| EXCERPTED DATA |
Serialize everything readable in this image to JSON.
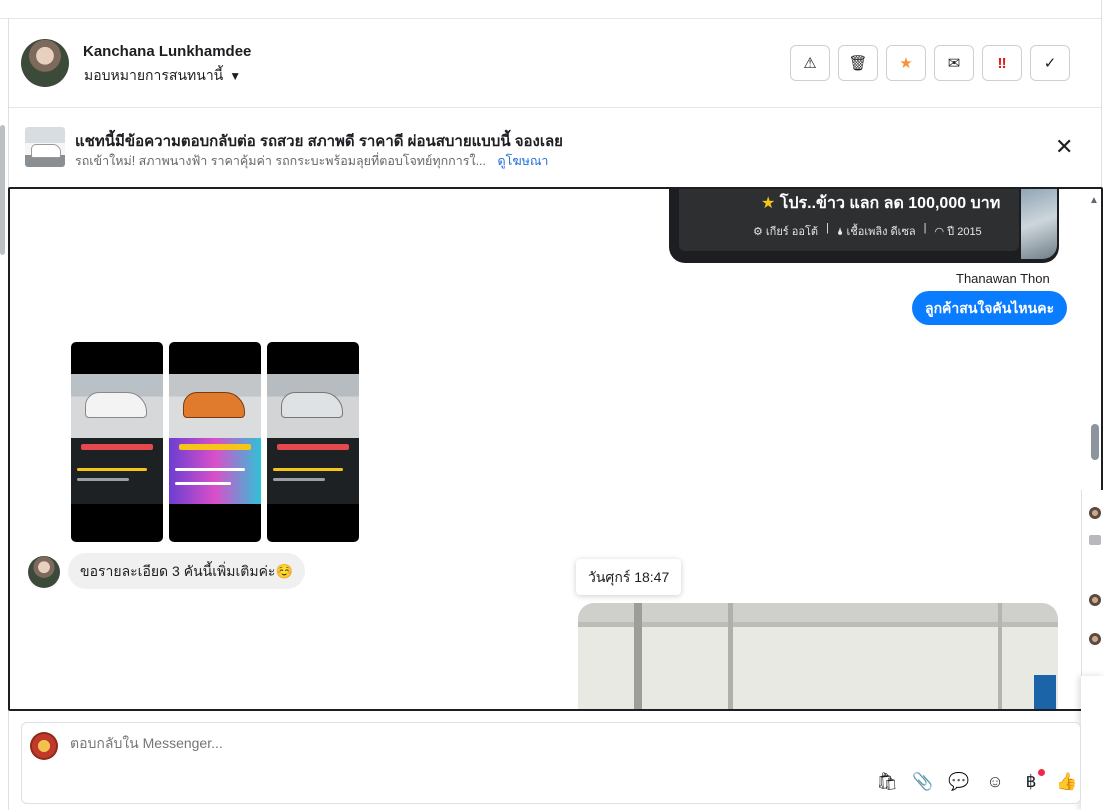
{
  "contact": {
    "name": "Kanchana Lunkhamdee",
    "assign_label": "มอบหมายการสนทนานี้"
  },
  "header_actions": [
    {
      "name": "report-spam-button",
      "icon": "warning-icon",
      "glyph": "⚠"
    },
    {
      "name": "delete-button",
      "icon": "trash-icon",
      "glyph": "🗑"
    },
    {
      "name": "follow-up-button",
      "icon": "star-icon",
      "glyph": "★"
    },
    {
      "name": "mark-unread-button",
      "icon": "envelope-icon",
      "glyph": "✉"
    },
    {
      "name": "priority-button",
      "icon": "double-exclamation-icon",
      "glyph": "‼"
    },
    {
      "name": "mark-done-button",
      "icon": "check-icon",
      "glyph": "✓"
    }
  ],
  "ad_banner": {
    "title": "แชทนี้มีข้อความตอบกลับต่อ รถสวย สภาพดี ราคาดี ผ่อนสบายแบบนี้ จองเลย",
    "subtitle": "รถเข้าใหม่! สภาพนางฟ้า ราคาคุ้มค่า รถกระบะพร้อมลุยที่ตอบโจทย์ทุกการใ...",
    "link": "ดูโฆษณา",
    "close": "✕"
  },
  "messages": {
    "card": {
      "promo_star": "★",
      "promo": "โปร..ข้าว แลก ลด 100,000 บาท",
      "specs": [
        "⚙ เกียร์ ออโต้",
        "|",
        "🌢 เชื้อเพลิง ดีเซล",
        "|",
        "◠ ปี 2015"
      ]
    },
    "sender": "Thanawan Thon",
    "outgoing_text": "ลูกค้าสนใจคันไหนคะ",
    "incoming_text": "ขอรายละเอียด 3 คันนี้เพิ่มเติมค่ะ☺️",
    "timestamp": "วันศุกร์ 18:47"
  },
  "composer": {
    "placeholder": "ตอบกลับใน Messenger..."
  },
  "composer_tools": [
    {
      "name": "shopping-bag-icon",
      "glyph": "🛍"
    },
    {
      "name": "attachment-icon",
      "glyph": "📎"
    },
    {
      "name": "saved-reply-icon",
      "glyph": "💬"
    },
    {
      "name": "emoji-icon",
      "glyph": "☺"
    },
    {
      "name": "baht-payment-icon",
      "glyph": "฿"
    },
    {
      "name": "thumbs-up-icon",
      "glyph": "👍"
    }
  ],
  "colors": {
    "accent": "#0a7cff",
    "link": "#216fdb",
    "star": "#f7923a",
    "urgent": "#d91e18"
  }
}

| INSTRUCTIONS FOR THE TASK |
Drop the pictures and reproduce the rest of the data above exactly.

| EXERCISE SOLUTION |
Serialize everything readable in this image to JSON.
{
  "contact": {
    "name": "Kanchana Lunkhamdee",
    "assign_label": "มอบหมายการสนทนานี้"
  },
  "header_actions": [
    {
      "name": "report-spam-button",
      "icon": "warning-icon",
      "glyph": "⚠"
    },
    {
      "name": "delete-button",
      "icon": "trash-icon",
      "glyph": "🗑"
    },
    {
      "name": "follow-up-button",
      "icon": "star-icon",
      "glyph": "★"
    },
    {
      "name": "mark-unread-button",
      "icon": "envelope-icon",
      "glyph": "✉"
    },
    {
      "name": "priority-button",
      "icon": "double-exclamation-icon",
      "glyph": "‼"
    },
    {
      "name": "mark-done-button",
      "icon": "check-icon",
      "glyph": "✓"
    }
  ],
  "ad_banner": {
    "title": "แชทนี้มีข้อความตอบกลับต่อ รถสวย สภาพดี ราคาดี ผ่อนสบายแบบนี้ จองเลย",
    "subtitle": "รถเข้าใหม่! สภาพนางฟ้า ราคาคุ้มค่า รถกระบะพร้อมลุยที่ตอบโจทย์ทุกการใ...",
    "link": "ดูโฆษณา",
    "close": "✕"
  },
  "messages": {
    "card": {
      "promo_star": "★",
      "promo": "โปร..ข้าว แลก ลด 100,000 บาท",
      "specs": [
        "⚙ เกียร์ ออโต้",
        "|",
        "🌢 เชื้อเพลิง ดีเซล",
        "|",
        "◠ ปี 2015"
      ]
    },
    "sender": "Thanawan Thon",
    "outgoing_text": "ลูกค้าสนใจคันไหนคะ",
    "incoming_text": "ขอรายละเอียด 3 คันนี้เพิ่มเติมค่ะ☺️",
    "timestamp": "วันศุกร์ 18:47"
  },
  "composer": {
    "placeholder": "ตอบกลับใน Messenger..."
  },
  "composer_tools": [
    {
      "name": "shopping-bag-icon",
      "glyph": "🛍"
    },
    {
      "name": "attachment-icon",
      "glyph": "📎"
    },
    {
      "name": "saved-reply-icon",
      "glyph": "💬"
    },
    {
      "name": "emoji-icon",
      "glyph": "☺"
    },
    {
      "name": "baht-payment-icon",
      "glyph": "฿"
    },
    {
      "name": "thumbs-up-icon",
      "glyph": "👍"
    }
  ],
  "colors": {
    "accent": "#0a7cff",
    "link": "#216fdb",
    "star": "#f7923a",
    "urgent": "#d91e18"
  }
}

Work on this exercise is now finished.